+++ Input records +++
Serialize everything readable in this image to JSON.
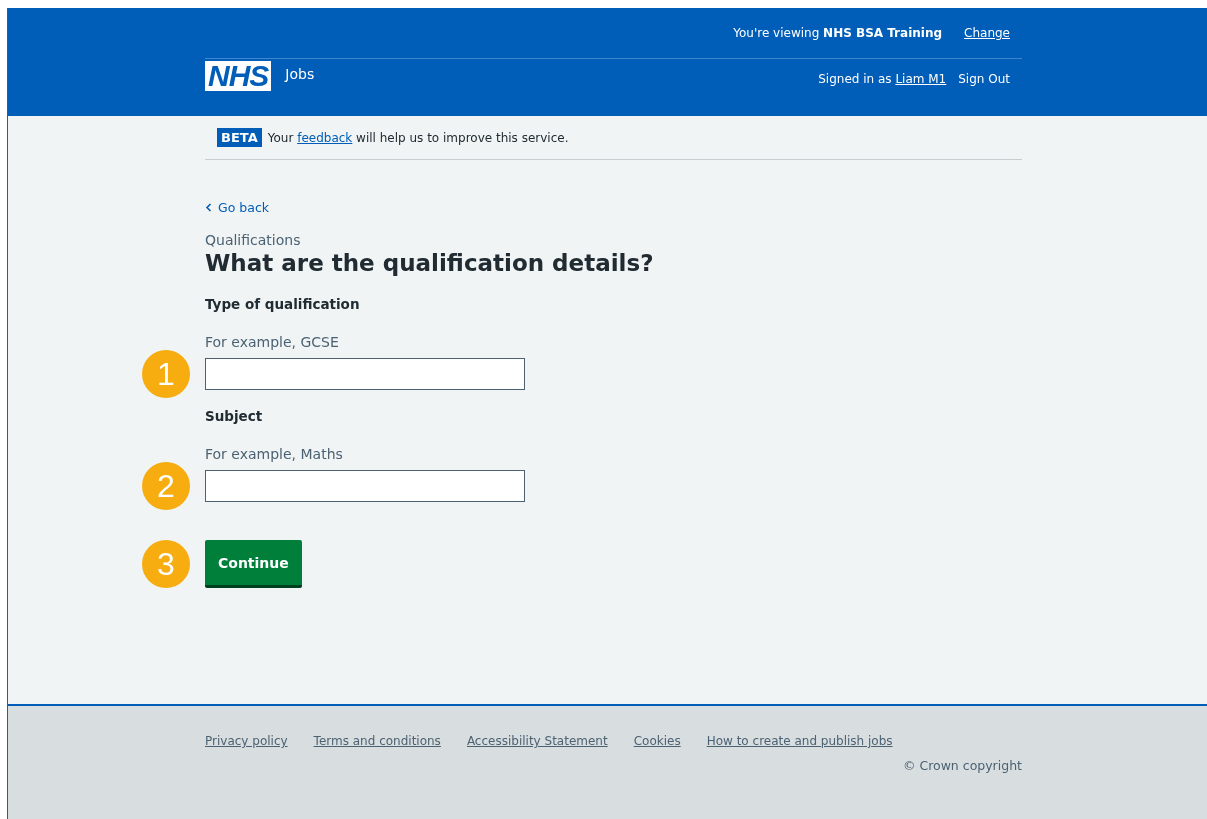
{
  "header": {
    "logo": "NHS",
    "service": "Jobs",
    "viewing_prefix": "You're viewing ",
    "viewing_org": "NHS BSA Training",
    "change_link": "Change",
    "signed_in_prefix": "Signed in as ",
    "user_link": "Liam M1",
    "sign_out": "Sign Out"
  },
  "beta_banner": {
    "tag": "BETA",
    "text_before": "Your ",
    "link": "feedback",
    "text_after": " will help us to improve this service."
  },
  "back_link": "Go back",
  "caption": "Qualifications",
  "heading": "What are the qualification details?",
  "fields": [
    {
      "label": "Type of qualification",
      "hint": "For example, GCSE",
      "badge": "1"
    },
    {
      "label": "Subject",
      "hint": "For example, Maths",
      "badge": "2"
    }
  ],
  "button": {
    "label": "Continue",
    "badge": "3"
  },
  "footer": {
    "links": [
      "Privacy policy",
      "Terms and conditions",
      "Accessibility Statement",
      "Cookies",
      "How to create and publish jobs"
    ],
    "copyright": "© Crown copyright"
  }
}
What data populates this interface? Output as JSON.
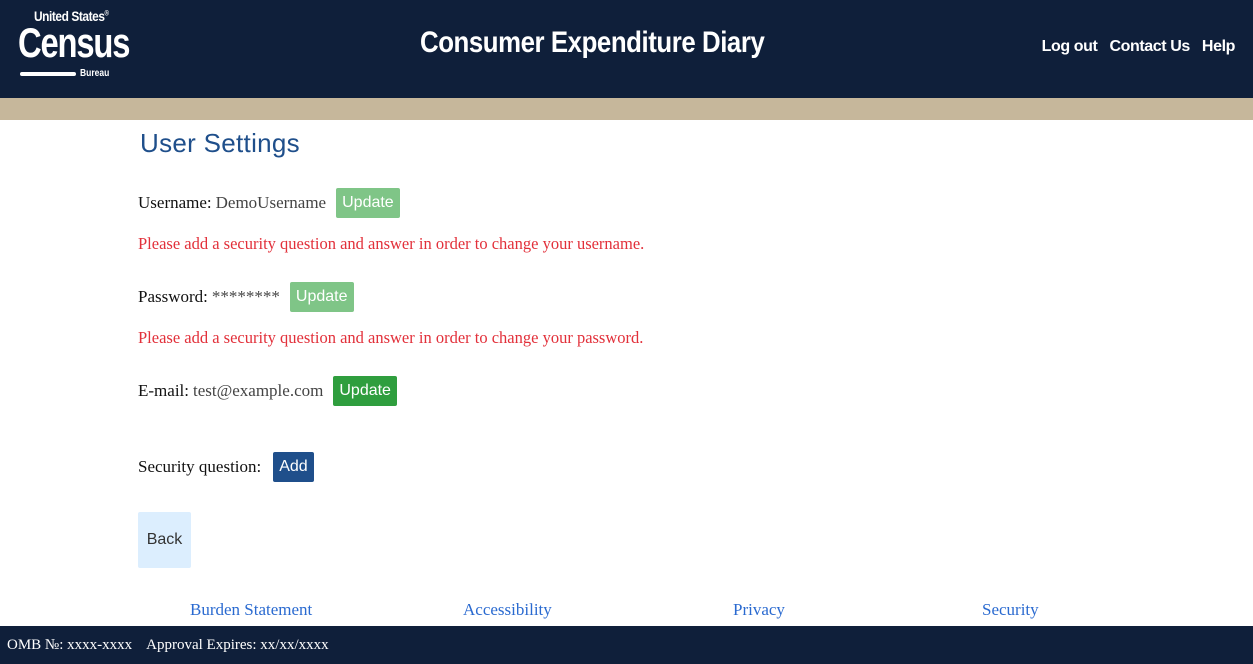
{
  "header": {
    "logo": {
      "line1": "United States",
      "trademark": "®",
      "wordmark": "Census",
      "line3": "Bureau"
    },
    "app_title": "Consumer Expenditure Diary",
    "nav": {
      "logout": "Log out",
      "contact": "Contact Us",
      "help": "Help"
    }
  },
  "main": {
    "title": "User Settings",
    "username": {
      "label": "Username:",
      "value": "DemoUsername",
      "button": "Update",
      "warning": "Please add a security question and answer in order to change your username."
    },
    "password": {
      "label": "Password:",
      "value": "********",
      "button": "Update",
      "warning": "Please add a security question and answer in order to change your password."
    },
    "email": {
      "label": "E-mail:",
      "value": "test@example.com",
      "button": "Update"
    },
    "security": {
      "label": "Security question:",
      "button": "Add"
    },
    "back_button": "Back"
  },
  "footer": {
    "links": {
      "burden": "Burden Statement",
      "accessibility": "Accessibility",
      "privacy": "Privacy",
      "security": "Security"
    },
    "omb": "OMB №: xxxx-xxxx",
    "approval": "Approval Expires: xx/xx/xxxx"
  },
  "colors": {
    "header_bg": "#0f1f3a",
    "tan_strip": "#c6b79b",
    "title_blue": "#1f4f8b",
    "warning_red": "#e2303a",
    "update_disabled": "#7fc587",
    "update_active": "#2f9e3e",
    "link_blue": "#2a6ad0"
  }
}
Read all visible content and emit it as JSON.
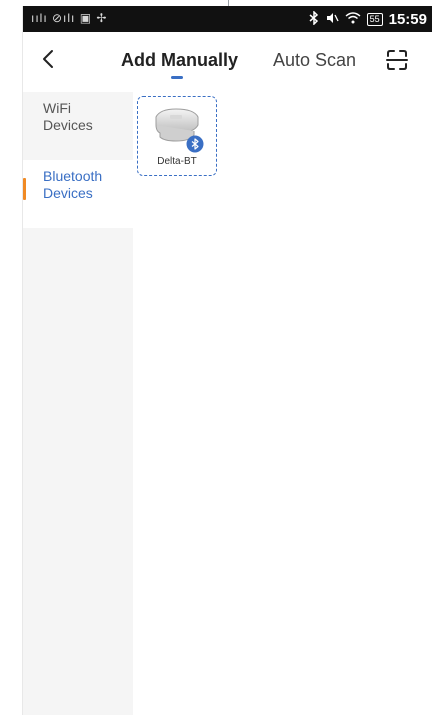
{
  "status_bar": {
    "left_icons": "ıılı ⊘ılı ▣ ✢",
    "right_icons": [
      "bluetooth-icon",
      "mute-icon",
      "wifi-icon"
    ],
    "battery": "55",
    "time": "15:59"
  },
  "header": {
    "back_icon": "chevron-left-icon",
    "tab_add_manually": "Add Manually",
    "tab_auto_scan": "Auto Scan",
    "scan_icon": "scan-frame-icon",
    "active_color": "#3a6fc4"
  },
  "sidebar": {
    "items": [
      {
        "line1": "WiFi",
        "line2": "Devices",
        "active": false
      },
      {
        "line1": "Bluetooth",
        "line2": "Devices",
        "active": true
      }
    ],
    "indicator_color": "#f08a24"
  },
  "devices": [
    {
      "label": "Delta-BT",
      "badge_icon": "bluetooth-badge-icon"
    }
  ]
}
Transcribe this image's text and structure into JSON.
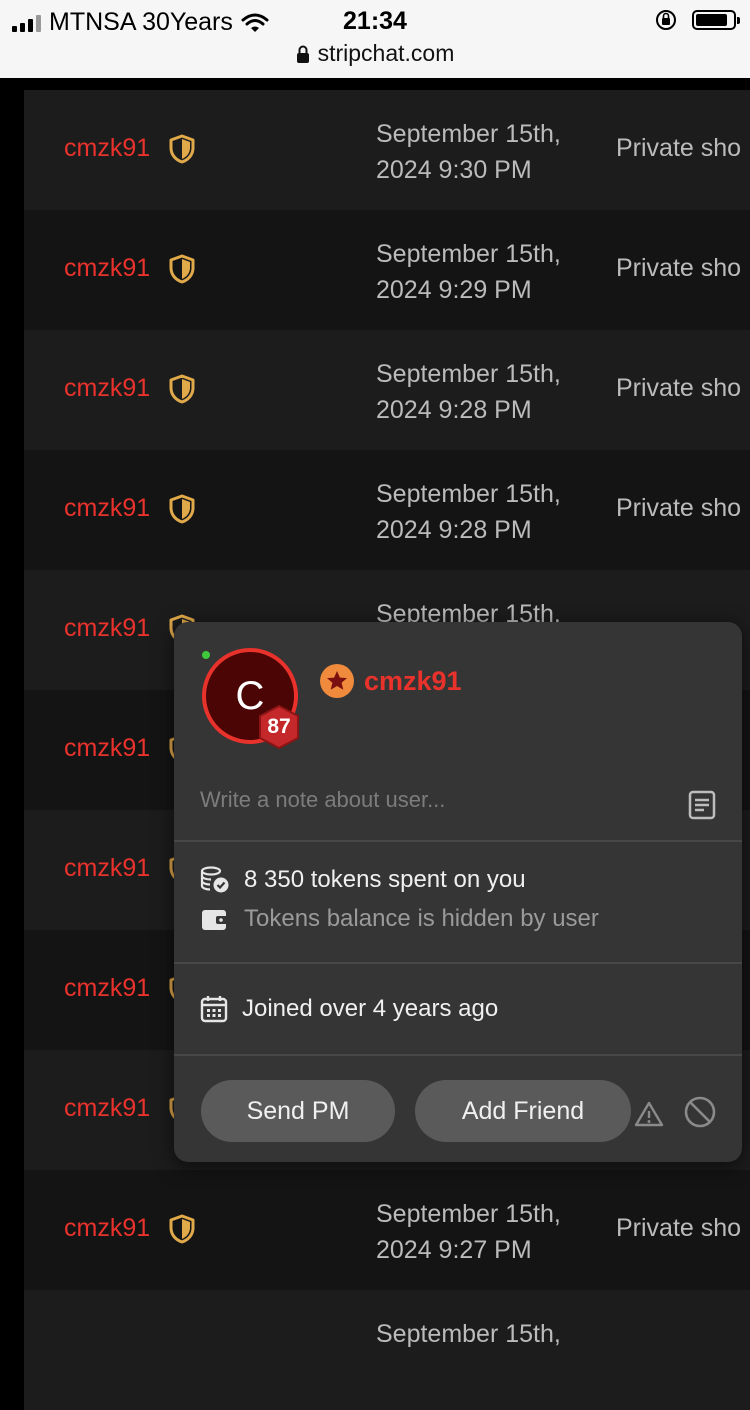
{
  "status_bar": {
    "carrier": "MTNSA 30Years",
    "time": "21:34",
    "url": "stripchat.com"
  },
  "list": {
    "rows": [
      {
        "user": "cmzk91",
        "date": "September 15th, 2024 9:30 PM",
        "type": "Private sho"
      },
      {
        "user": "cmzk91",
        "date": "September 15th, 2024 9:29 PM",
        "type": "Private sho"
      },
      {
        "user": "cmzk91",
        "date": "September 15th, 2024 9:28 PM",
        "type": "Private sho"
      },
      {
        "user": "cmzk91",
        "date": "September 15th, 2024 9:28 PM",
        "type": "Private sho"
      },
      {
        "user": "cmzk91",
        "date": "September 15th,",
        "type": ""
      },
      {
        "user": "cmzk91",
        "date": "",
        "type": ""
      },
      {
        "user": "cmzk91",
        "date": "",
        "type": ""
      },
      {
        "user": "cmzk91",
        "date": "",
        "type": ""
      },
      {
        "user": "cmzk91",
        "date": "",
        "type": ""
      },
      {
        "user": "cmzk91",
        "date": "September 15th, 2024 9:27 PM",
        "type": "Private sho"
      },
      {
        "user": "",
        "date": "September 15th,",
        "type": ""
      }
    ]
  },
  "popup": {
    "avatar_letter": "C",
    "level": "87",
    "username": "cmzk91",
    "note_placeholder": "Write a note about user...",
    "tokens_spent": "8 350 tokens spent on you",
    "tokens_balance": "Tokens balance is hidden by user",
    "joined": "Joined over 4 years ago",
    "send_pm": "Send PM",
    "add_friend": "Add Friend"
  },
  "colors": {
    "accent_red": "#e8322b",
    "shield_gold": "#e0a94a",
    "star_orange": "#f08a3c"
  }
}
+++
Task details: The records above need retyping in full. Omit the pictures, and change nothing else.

Written response:
Serialize everything readable in this image to JSON.
{
  "header": {
    "logo": "NHS",
    "service": "Jobs",
    "viewing_prefix": "You're viewing ",
    "viewing_org": "NHS BSA Training",
    "change_link": "Change",
    "signed_in_prefix": "Signed in as ",
    "user_link": "Liam M1",
    "sign_out": "Sign Out"
  },
  "beta_banner": {
    "tag": "BETA",
    "text_before": "Your ",
    "link": "feedback",
    "text_after": " will help us to improve this service."
  },
  "back_link": "Go back",
  "caption": "Qualifications",
  "heading": "What are the qualification details?",
  "fields": [
    {
      "label": "Type of qualification",
      "hint": "For example, GCSE",
      "badge": "1"
    },
    {
      "label": "Subject",
      "hint": "For example, Maths",
      "badge": "2"
    }
  ],
  "button": {
    "label": "Continue",
    "badge": "3"
  },
  "footer": {
    "links": [
      "Privacy policy",
      "Terms and conditions",
      "Accessibility Statement",
      "Cookies",
      "How to create and publish jobs"
    ],
    "copyright": "© Crown copyright"
  }
}
What data populates this interface? Output as JSON.
{
  "header": {
    "logo": {
      "line1": "United States",
      "trademark": "®",
      "wordmark": "Census",
      "line3": "Bureau"
    },
    "app_title": "Consumer Expenditure Diary",
    "nav": {
      "logout": "Log out",
      "contact": "Contact Us",
      "help": "Help"
    }
  },
  "main": {
    "title": "User Settings",
    "username": {
      "label": "Username:",
      "value": "DemoUsername",
      "button": "Update",
      "warning": "Please add a security question and answer in order to change your username."
    },
    "password": {
      "label": "Password:",
      "value": "********",
      "button": "Update",
      "warning": "Please add a security question and answer in order to change your password."
    },
    "email": {
      "label": "E-mail:",
      "value": "test@example.com",
      "button": "Update"
    },
    "security": {
      "label": "Security question:",
      "button": "Add"
    },
    "back_button": "Back"
  },
  "footer": {
    "links": {
      "burden": "Burden Statement",
      "accessibility": "Accessibility",
      "privacy": "Privacy",
      "security": "Security"
    },
    "omb": "OMB №: xxxx-xxxx",
    "approval": "Approval Expires: xx/xx/xxxx"
  },
  "colors": {
    "header_bg": "#0f1f3a",
    "tan_strip": "#c6b79b",
    "title_blue": "#1f4f8b",
    "warning_red": "#e2303a",
    "update_disabled": "#7fc587",
    "update_active": "#2f9e3e",
    "link_blue": "#2a6ad0"
  }
}
Read all visible content and emit it as JSON.
{
  "status_bar": {
    "left_icons": "ıılı ⊘ılı ▣ ✢",
    "right_icons": [
      "bluetooth-icon",
      "mute-icon",
      "wifi-icon"
    ],
    "battery": "55",
    "time": "15:59"
  },
  "header": {
    "back_icon": "chevron-left-icon",
    "tab_add_manually": "Add Manually",
    "tab_auto_scan": "Auto Scan",
    "scan_icon": "scan-frame-icon",
    "active_color": "#3a6fc4"
  },
  "sidebar": {
    "items": [
      {
        "line1": "WiFi",
        "line2": "Devices",
        "active": false
      },
      {
        "line1": "Bluetooth",
        "line2": "Devices",
        "active": true
      }
    ],
    "indicator_color": "#f08a24"
  },
  "devices": [
    {
      "label": "Delta-BT",
      "badge_icon": "bluetooth-badge-icon"
    }
  ]
}
Transcribe this image's text and structure into JSON.
{
  "status_bar": {
    "carrier": "MTNSA 30Years",
    "time": "21:34",
    "url": "stripchat.com"
  },
  "list": {
    "rows": [
      {
        "user": "cmzk91",
        "date": "September 15th, 2024 9:30 PM",
        "type": "Private sho"
      },
      {
        "user": "cmzk91",
        "date": "September 15th, 2024 9:29 PM",
        "type": "Private sho"
      },
      {
        "user": "cmzk91",
        "date": "September 15th, 2024 9:28 PM",
        "type": "Private sho"
      },
      {
        "user": "cmzk91",
        "date": "September 15th, 2024 9:28 PM",
        "type": "Private sho"
      },
      {
        "user": "cmzk91",
        "date": "September 15th,",
        "type": ""
      },
      {
        "user": "cmzk91",
        "date": "",
        "type": ""
      },
      {
        "user": "cmzk91",
        "date": "",
        "type": ""
      },
      {
        "user": "cmzk91",
        "date": "",
        "type": ""
      },
      {
        "user": "cmzk91",
        "date": "",
        "type": ""
      },
      {
        "user": "cmzk91",
        "date": "September 15th, 2024 9:27 PM",
        "type": "Private sho"
      },
      {
        "user": "",
        "date": "September 15th,",
        "type": ""
      }
    ]
  },
  "popup": {
    "avatar_letter": "C",
    "level": "87",
    "username": "cmzk91",
    "note_placeholder": "Write a note about user...",
    "tokens_spent": "8 350 tokens spent on you",
    "tokens_balance": "Tokens balance is hidden by user",
    "joined": "Joined over 4 years ago",
    "send_pm": "Send PM",
    "add_friend": "Add Friend"
  },
  "colors": {
    "accent_red": "#e8322b",
    "shield_gold": "#e0a94a",
    "star_orange": "#f08a3c"
  }
}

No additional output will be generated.